TASK ITEM:
Retype each entry verbatim. Do not include the images.

EXTRACTED RECORDS:
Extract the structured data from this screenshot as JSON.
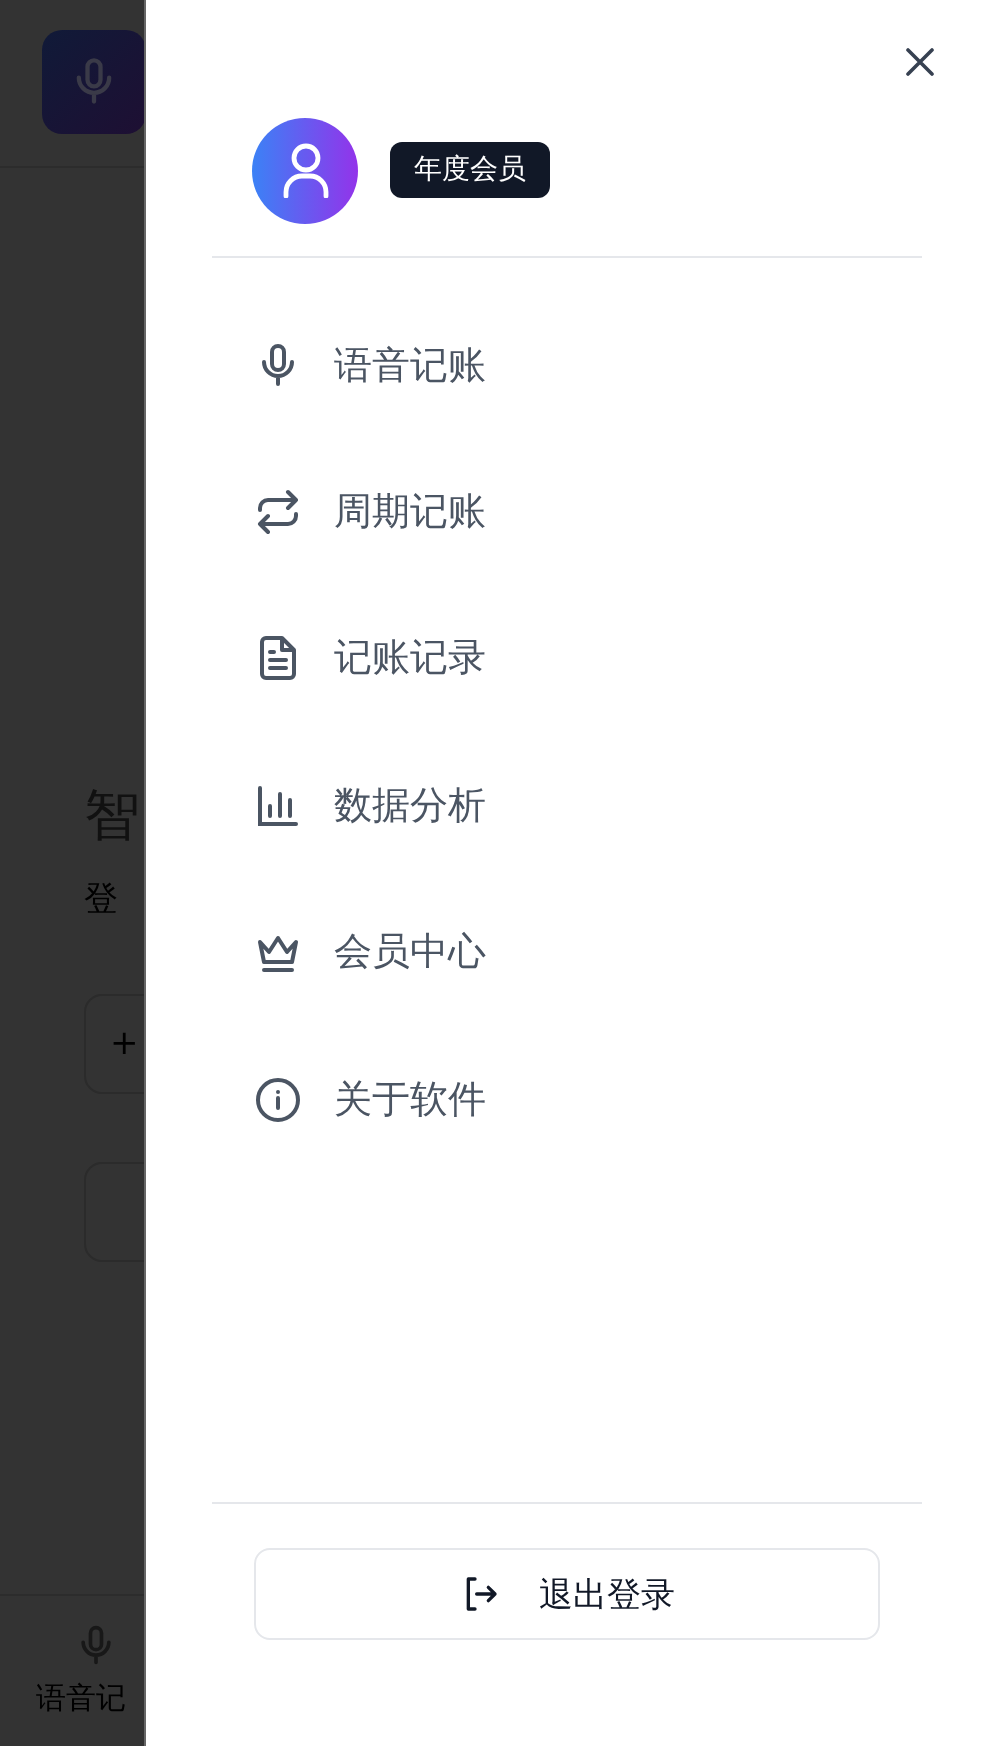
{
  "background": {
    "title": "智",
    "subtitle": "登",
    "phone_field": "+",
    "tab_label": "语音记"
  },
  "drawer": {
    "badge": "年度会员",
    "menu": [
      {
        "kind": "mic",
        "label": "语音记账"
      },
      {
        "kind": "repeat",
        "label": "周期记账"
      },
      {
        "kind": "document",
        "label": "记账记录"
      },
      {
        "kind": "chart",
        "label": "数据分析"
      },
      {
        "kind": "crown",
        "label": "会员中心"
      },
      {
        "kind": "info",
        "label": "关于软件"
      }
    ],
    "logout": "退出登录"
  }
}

ANSWER FOR THIS EXERCISE:
Extract the structured data from this screenshot as JSON.
{
  "background": {
    "title": "智",
    "subtitle": "登",
    "phone_field": "+",
    "tab_label": "语音记"
  },
  "drawer": {
    "badge": "年度会员",
    "menu": [
      {
        "kind": "mic",
        "label": "语音记账"
      },
      {
        "kind": "repeat",
        "label": "周期记账"
      },
      {
        "kind": "document",
        "label": "记账记录"
      },
      {
        "kind": "chart",
        "label": "数据分析"
      },
      {
        "kind": "crown",
        "label": "会员中心"
      },
      {
        "kind": "info",
        "label": "关于软件"
      }
    ],
    "logout": "退出登录"
  }
}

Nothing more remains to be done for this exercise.